Where to look: The spacecraft will be launching from Cape Canaveral Air Force Station in Florida. NASA will very likely be streaming the launch on its YouTube channel. The launch window begins on August 4, but NASA may choose to delay for any number of technical reasons. We’ll keep you updated on the launch date.
September 22: Fall equinox
What is it? The end of summer, that’s what. On September 22, 2018, both the Northern and Southern Hemispheres of the Earth will receive equal amounts of daylight. It marks the end of summer in the North, and the end of winter in the South. Technically speaking, the equinox occurs when the sun is directly in line with the equator. This will happen at 9:54 pm Eastern Time on the 22nd.
Where to look: The best place to be is Mexico because, on the equinox, the pyramid at Chichen Itza on the Yucatan Peninsula puts on a wondrous show. Built by the Mayans around 1,000 years ago, the pyramid is designed to cast a shadow on the equinox outlining the body of Kukulkan, a feathered snake god. A serpent-head statue is located at the bottom of the pyramid, and as the sun sets on the day of the equinox, the sunlight and shadow show the body of the serpent joining with the head.
What to bring
Eyes: For many of the events this summer, you don’t need anything but your pair of eyes. The bright streaks of a meteor shower are visible with the naked eye, and so is the moon. The planets Mars, Venus, Jupiter, and Saturn are all visible with the naked eye. Mercury can too, but it can be very hard to spot as it rises near dawn and not very far off from the sun.
Binoculars: These are much easier to use than telescopes. Just put them on your face and look up. And with their 7-to-8 times magnification, you should be able to check out the craters of the moon in bright detail, see four moons of Jupiter, and see that some stars twinkle a more reddish light while others shine blue. You won’t, however, be able to use them to see the rings of Saturn.
Telescope: Even a simple one with 25x power will help you see the rings of Saturn or any of the planets in greater detail. They can be a bit tricky to use. So practice on a big target like the moon before hunting for planets.
Apps: The absolute easiest way to find stars and planet in the sky is by using an application on a smartphone. These apps use your location data and the phone’s motion sensors to show you exactly where to look in the sky. Just point your phone to the sky, and these apps will label what you’re seeing.

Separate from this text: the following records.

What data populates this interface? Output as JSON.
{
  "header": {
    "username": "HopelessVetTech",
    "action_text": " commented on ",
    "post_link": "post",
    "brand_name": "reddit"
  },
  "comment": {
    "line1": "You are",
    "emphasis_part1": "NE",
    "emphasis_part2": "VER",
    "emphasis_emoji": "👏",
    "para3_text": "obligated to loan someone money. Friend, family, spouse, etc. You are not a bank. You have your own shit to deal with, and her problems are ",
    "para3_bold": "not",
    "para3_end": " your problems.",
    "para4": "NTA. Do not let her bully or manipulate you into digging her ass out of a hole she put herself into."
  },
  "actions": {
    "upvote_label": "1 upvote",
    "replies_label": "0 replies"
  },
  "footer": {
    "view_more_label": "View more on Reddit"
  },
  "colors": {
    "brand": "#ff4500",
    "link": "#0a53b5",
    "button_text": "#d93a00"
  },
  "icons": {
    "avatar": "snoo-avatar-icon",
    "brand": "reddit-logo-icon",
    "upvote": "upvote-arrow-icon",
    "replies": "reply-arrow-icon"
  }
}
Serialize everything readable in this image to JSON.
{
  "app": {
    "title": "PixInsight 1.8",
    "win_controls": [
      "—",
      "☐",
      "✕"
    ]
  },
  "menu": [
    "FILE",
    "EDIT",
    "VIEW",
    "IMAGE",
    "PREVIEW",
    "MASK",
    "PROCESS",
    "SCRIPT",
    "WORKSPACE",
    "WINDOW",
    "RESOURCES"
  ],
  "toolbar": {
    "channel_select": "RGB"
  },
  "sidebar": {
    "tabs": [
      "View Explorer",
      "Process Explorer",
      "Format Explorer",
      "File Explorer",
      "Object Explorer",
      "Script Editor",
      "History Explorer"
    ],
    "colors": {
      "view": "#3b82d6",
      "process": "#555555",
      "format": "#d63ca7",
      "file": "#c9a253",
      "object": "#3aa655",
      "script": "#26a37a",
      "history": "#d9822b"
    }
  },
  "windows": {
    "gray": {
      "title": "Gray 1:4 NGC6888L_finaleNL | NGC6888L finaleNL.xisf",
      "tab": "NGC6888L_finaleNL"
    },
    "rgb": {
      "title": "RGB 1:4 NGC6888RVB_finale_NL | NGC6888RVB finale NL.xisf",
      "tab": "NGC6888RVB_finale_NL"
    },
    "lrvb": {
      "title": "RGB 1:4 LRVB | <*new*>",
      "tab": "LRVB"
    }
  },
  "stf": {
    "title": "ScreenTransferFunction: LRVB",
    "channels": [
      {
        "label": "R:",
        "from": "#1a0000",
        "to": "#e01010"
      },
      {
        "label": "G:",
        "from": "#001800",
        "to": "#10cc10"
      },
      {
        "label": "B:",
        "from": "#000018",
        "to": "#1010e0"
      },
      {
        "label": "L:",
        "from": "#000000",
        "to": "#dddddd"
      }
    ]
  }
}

It’s super helpful for finding objects or labeling what you’re seeing. I enjoy SkyGuide (it’s just 3 bucks). There are some free options too. And for the analog inclined, you can buy star charts to help you spot celestial objects based on the time and date.